● WHAT NEEDS TO BE DONE: Nothing in the records should be altered; retype them all exactly.

● MATERIALS PROVIDED:
....................
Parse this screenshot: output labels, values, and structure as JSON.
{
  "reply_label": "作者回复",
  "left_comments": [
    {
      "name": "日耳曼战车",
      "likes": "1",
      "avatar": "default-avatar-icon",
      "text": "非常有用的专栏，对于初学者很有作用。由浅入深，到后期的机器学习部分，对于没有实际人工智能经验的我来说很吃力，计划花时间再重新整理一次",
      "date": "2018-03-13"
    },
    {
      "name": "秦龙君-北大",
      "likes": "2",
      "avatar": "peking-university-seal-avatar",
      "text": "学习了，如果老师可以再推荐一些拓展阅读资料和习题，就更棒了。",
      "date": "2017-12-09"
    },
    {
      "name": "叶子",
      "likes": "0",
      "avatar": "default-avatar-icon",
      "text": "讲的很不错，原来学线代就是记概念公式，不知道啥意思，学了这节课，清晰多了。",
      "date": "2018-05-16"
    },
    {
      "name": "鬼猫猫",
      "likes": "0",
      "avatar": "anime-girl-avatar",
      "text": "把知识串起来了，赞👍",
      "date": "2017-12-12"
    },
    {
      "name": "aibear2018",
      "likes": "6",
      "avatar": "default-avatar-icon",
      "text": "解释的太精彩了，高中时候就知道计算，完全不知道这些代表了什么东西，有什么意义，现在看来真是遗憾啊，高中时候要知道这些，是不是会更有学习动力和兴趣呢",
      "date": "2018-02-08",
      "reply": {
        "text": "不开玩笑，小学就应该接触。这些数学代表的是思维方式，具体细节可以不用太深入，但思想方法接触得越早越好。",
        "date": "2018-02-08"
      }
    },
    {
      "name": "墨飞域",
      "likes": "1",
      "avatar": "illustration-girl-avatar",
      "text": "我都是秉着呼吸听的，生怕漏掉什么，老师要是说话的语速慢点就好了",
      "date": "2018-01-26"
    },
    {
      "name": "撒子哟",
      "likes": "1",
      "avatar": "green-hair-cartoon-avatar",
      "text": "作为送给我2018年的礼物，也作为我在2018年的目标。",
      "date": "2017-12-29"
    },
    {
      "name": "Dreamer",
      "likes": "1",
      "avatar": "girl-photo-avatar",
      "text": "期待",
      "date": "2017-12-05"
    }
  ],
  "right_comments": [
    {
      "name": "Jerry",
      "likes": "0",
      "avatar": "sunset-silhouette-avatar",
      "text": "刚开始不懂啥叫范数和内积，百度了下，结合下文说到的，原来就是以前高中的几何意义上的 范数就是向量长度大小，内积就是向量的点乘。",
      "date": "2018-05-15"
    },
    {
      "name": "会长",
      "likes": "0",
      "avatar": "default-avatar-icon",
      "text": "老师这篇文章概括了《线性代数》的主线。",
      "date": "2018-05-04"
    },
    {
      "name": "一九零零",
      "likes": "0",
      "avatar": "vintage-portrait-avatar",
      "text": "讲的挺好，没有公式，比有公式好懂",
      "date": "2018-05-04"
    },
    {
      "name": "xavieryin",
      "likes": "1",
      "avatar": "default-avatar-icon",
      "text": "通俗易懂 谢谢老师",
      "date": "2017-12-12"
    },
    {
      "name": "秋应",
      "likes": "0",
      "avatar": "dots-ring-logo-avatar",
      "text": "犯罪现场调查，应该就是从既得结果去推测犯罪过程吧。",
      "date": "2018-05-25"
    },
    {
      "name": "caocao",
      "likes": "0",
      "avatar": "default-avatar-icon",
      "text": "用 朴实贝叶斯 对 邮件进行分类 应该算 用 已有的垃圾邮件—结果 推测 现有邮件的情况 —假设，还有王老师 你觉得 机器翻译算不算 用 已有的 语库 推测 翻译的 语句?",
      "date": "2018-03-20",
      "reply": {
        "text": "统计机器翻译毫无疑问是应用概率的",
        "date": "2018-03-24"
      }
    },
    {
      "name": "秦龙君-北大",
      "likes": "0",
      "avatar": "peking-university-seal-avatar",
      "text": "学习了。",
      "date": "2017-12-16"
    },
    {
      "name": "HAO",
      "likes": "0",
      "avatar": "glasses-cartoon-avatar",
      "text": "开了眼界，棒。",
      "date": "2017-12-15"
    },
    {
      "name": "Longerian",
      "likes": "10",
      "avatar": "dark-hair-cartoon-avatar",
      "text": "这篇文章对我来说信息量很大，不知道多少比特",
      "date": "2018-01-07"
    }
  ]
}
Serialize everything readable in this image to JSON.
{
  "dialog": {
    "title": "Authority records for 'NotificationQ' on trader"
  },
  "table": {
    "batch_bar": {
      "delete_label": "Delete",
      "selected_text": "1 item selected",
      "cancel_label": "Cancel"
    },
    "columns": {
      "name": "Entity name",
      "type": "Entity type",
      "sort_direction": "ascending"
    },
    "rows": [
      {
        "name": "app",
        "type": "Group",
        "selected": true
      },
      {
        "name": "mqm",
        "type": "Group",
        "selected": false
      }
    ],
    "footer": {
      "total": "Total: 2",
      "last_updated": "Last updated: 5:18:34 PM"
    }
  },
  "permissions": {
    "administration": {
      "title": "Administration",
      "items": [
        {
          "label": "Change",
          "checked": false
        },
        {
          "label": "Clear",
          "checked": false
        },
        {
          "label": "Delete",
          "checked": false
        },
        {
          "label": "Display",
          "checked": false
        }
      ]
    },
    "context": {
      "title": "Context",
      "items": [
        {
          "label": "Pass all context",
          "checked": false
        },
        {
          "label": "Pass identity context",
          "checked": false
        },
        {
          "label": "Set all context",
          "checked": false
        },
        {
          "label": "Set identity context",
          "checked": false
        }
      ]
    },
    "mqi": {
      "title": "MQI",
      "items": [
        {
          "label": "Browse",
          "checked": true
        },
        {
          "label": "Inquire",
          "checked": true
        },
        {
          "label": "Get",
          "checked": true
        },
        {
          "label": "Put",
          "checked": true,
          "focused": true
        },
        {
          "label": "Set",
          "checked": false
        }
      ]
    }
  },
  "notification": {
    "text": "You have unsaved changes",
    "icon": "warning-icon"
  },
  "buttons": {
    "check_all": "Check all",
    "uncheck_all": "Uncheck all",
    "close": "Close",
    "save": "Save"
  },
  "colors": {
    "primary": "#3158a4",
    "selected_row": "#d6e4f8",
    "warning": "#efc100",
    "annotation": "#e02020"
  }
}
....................
● WRITTEN RESPONSE:
Parse this screenshot: output labels, values, and structure as JSON.
{
  "reply_label": "作者回复",
  "left_comments": [
    {
      "name": "日耳曼战车",
      "likes": "1",
      "avatar": "default-avatar-icon",
      "text": "非常有用的专栏，对于初学者很有作用。由浅入深，到后期的机器学习部分，对于没有实际人工智能经验的我来说很吃力，计划花时间再重新整理一次",
      "date": "2018-03-13"
    },
    {
      "name": "秦龙君-北大",
      "likes": "2",
      "avatar": "peking-university-seal-avatar",
      "text": "学习了，如果老师可以再推荐一些拓展阅读资料和习题，就更棒了。",
      "date": "2017-12-09"
    },
    {
      "name": "叶子",
      "likes": "0",
      "avatar": "default-avatar-icon",
      "text": "讲的很不错，原来学线代就是记概念公式，不知道啥意思，学了这节课，清晰多了。",
      "date": "2018-05-16"
    },
    {
      "name": "鬼猫猫",
      "likes": "0",
      "avatar": "anime-girl-avatar",
      "text": "把知识串起来了，赞👍",
      "date": "2017-12-12"
    },
    {
      "name": "aibear2018",
      "likes": "6",
      "avatar": "default-avatar-icon",
      "text": "解释的太精彩了，高中时候就知道计算，完全不知道这些代表了什么东西，有什么意义，现在看来真是遗憾啊，高中时候要知道这些，是不是会更有学习动力和兴趣呢",
      "date": "2018-02-08",
      "reply": {
        "text": "不开玩笑，小学就应该接触。这些数学代表的是思维方式，具体细节可以不用太深入，但思想方法接触得越早越好。",
        "date": "2018-02-08"
      }
    },
    {
      "name": "墨飞域",
      "likes": "1",
      "avatar": "illustration-girl-avatar",
      "text": "我都是秉着呼吸听的，生怕漏掉什么，老师要是说话的语速慢点就好了",
      "date": "2018-01-26"
    },
    {
      "name": "撒子哟",
      "likes": "1",
      "avatar": "green-hair-cartoon-avatar",
      "text": "作为送给我2018年的礼物，也作为我在2018年的目标。",
      "date": "2017-12-29"
    },
    {
      "name": "Dreamer",
      "likes": "1",
      "avatar": "girl-photo-avatar",
      "text": "期待",
      "date": "2017-12-05"
    }
  ],
  "right_comments": [
    {
      "name": "Jerry",
      "likes": "0",
      "avatar": "sunset-silhouette-avatar",
      "text": "刚开始不懂啥叫范数和内积，百度了下，结合下文说到的，原来就是以前高中的几何意义上的 范数就是向量长度大小，内积就是向量的点乘。",
      "date": "2018-05-15"
    },
    {
      "name": "会长",
      "likes": "0",
      "avatar": "default-avatar-icon",
      "text": "老师这篇文章概括了《线性代数》的主线。",
      "date": "2018-05-04"
    },
    {
      "name": "一九零零",
      "likes": "0",
      "avatar": "vintage-portrait-avatar",
      "text": "讲的挺好，没有公式，比有公式好懂",
      "date": "2018-05-04"
    },
    {
      "name": "xavieryin",
      "likes": "1",
      "avatar": "default-avatar-icon",
      "text": "通俗易懂 谢谢老师",
      "date": "2017-12-12"
    },
    {
      "name": "秋应",
      "likes": "0",
      "avatar": "dots-ring-logo-avatar",
      "text": "犯罪现场调查，应该就是从既得结果去推测犯罪过程吧。",
      "date": "2018-05-25"
    },
    {
      "name": "caocao",
      "likes": "0",
      "avatar": "default-avatar-icon",
      "text": "用 朴实贝叶斯 对 邮件进行分类 应该算 用 已有的垃圾邮件—结果 推测 现有邮件的情况 —假设，还有王老师 你觉得 机器翻译算不算 用 已有的 语库 推测 翻译的 语句?",
      "date": "2018-03-20",
      "reply": {
        "text": "统计机器翻译毫无疑问是应用概率的",
        "date": "2018-03-24"
      }
    },
    {
      "name": "秦龙君-北大",
      "likes": "0",
      "avatar": "peking-university-seal-avatar",
      "text": "学习了。",
      "date": "2017-12-16"
    },
    {
      "name": "HAO",
      "likes": "0",
      "avatar": "glasses-cartoon-avatar",
      "text": "开了眼界，棒。",
      "date": "2017-12-15"
    },
    {
      "name": "Longerian",
      "likes": "10",
      "avatar": "dark-hair-cartoon-avatar",
      "text": "这篇文章对我来说信息量很大，不知道多少比特",
      "date": "2018-01-07"
    }
  ]
}
Serialize everything readable in this image to JSON.
{
  "dialog": {
    "title": "Authority records for 'NotificationQ' on trader"
  },
  "table": {
    "batch_bar": {
      "delete_label": "Delete",
      "selected_text": "1 item selected",
      "cancel_label": "Cancel"
    },
    "columns": {
      "name": "Entity name",
      "type": "Entity type",
      "sort_direction": "ascending"
    },
    "rows": [
      {
        "name": "app",
        "type": "Group",
        "selected": true
      },
      {
        "name": "mqm",
        "type": "Group",
        "selected": false
      }
    ],
    "footer": {
      "total": "Total: 2",
      "last_updated": "Last updated: 5:18:34 PM"
    }
  },
  "permissions": {
    "administration": {
      "title": "Administration",
      "items": [
        {
          "label": "Change",
          "checked": false
        },
        {
          "label": "Clear",
          "checked": false
        },
        {
          "label": "Delete",
          "checked": false
        },
        {
          "label": "Display",
          "checked": false
        }
      ]
    },
    "context": {
      "title": "Context",
      "items": [
        {
          "label": "Pass all context",
          "checked": false
        },
        {
          "label": "Pass identity context",
          "checked": false
        },
        {
          "label": "Set all context",
          "checked": false
        },
        {
          "label": "Set identity context",
          "checked": false
        }
      ]
    },
    "mqi": {
      "title": "MQI",
      "items": [
        {
          "label": "Browse",
          "checked": true
        },
        {
          "label": "Inquire",
          "checked": true
        },
        {
          "label": "Get",
          "checked": true
        },
        {
          "label": "Put",
          "checked": true,
          "focused": true
        },
        {
          "label": "Set",
          "checked": false
        }
      ]
    }
  },
  "notification": {
    "text": "You have unsaved changes",
    "icon": "warning-icon"
  },
  "buttons": {
    "check_all": "Check all",
    "uncheck_all": "Uncheck all",
    "close": "Close",
    "save": "Save"
  },
  "colors": {
    "primary": "#3158a4",
    "selected_row": "#d6e4f8",
    "warning": "#efc100",
    "annotation": "#e02020"
  }
}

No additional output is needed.